In view of this, he said there was need to come up with solutions including having the right statistics for water users, harvesting water as well as drilling ground water to supplement the basins.

The legislation devolves water resources management to basin level entities. Thus, Tanzania is divided into nine River Lake basins namely: Pangani, Wami Ruvu, Rufiji, Ruvuma and the Southern Coast, Lake Nyasa, Internal Drainage Basin, Lake Tanganyika and Lake Victoria Basins.

On his part, director of water resources, Dr George Lugomela said total Renewable Water Resources was 130,037 Million M³/Year, or 2365M³/Year Per Capita in 2018.

According to him the demand for water in Tanzania is 39,645 equal to 30.5 percent in 2015, 52,152 same as 40.1 per cent in 2015 and 57,560 equivalent to 44.3 per cent in 2035.

He said population and economic growth, along with increased climate variability are currently exacerbating water stresses in many of Basins such as Pangani, Wamiruvu, Rufiji (Great Ruaha) Basins.

Diminishing quantity and deterioration of water quality resulting from a wide range of economic activities is reducing the available amount of fresh water including pollution degradation of water catchment, impacting ecosystems, increasing siltation and the costs of water treatment.

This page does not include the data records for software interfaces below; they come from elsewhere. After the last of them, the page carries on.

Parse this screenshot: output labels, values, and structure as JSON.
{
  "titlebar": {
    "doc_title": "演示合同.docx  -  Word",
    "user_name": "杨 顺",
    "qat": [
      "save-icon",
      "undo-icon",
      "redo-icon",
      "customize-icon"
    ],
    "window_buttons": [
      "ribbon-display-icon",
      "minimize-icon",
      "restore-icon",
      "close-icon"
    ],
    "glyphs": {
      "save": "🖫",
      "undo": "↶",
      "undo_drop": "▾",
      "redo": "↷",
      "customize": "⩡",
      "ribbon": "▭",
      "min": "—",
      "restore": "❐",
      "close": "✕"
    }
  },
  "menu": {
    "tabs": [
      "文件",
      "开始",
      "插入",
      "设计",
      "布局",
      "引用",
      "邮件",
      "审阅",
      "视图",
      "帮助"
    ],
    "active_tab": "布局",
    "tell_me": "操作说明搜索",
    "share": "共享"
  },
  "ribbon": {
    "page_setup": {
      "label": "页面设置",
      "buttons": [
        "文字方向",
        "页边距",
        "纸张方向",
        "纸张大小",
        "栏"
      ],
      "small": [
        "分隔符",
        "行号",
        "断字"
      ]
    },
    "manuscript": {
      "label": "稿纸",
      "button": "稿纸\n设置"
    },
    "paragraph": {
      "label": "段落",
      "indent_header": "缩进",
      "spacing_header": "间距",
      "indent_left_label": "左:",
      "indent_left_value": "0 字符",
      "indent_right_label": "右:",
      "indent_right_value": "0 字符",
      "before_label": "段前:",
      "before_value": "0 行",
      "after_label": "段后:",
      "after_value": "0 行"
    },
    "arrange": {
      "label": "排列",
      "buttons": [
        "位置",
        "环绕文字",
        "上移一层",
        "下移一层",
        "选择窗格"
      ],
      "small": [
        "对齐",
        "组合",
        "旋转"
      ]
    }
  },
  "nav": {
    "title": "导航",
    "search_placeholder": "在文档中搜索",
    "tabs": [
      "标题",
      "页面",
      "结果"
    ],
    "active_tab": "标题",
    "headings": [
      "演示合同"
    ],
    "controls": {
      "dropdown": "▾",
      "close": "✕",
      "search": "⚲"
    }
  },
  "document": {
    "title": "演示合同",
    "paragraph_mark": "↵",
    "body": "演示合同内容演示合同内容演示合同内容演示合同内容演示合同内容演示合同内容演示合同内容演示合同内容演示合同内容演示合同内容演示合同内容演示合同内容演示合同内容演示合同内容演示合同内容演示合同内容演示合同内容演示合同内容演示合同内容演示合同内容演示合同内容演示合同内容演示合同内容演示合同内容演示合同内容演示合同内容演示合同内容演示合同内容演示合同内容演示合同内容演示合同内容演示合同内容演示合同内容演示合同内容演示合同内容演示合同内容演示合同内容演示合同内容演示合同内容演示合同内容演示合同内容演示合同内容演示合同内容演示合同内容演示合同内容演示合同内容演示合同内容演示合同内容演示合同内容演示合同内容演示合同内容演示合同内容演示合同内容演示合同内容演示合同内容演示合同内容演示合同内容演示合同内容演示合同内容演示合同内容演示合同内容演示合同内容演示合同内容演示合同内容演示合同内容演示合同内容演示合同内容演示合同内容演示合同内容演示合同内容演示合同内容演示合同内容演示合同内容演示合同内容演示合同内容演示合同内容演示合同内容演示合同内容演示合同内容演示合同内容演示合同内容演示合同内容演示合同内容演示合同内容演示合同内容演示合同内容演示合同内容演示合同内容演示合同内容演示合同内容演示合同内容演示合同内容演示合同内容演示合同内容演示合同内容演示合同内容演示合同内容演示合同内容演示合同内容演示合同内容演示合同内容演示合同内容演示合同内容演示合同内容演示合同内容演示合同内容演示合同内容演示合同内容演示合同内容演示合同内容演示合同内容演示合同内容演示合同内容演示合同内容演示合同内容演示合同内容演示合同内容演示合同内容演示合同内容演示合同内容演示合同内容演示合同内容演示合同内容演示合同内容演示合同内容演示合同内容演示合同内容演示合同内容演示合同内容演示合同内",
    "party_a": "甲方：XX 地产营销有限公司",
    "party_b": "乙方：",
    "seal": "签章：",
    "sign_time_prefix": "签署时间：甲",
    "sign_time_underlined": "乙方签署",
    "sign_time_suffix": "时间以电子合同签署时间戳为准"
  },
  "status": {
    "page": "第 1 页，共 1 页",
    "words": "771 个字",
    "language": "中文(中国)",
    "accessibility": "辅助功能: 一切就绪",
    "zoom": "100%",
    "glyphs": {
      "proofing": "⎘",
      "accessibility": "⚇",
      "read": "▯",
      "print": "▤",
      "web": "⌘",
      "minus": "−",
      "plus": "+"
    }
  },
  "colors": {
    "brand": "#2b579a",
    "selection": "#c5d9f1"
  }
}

Balancing of socio-economic needs and environmental ecological requirements, increased demands due growing populations and competing economic sectors is leaving insufficient water to sustain the environmental flows that keep the ecosystems healthy.

However he noted that challenges include insufficient data and information on water availability, use and quality; capacity constraint, water resources governance and management institutions; conflicting functions and uncoordinated planning and investments, weak coordination among sectors; and inadequate funding and inadequate water resources infrastructure.

He said Tanzania’s economy and population depend heavily on water as an input to production, source of energy, livelihoods, health and environmental sustenance.

Water-intensive sectors including agriculture (80 per cent use of available freshwater), industry and renewable natural resource-based activities such as forestry, tourism and fisheries account for most of GDP.

Despite of having plentiful sources of water, each of these water bodies exhibit unique characteristics and a complex range of water resources management and development issues and challenges.

Likewise, frequent and intense water shortages and water use conflicts exist in many areas both because of climate variability, poor distribution of the resource in time and space, and inadequate management of the water resources.

“As a result, this calls for a more coordinated and integrated participatory water resources management and development,” he said.

Explaining he said there are missing gaps in managing water resources where various water user groups in catchments, like irrigation, industry, fishing, water supply, hydropower generation, recreation, forestry, the environment and local communities, all claim to use and manage the water resource albeit in a manner suited to their own needs.

The many uses of water and the many types of users and managers implies that water resources management involves a wide array of decision and actors whose actions, if not properly coordinated, can only result into conflicts which negatively affect the same sectors and other users and the services they intend to provide.

He said there was need for sound decisions made jointly that will maximize desirable outcomes, minimize undesirable consequences and lead to sustainable outcomes in order to eliminate conflicts and sustainably provide the intended services.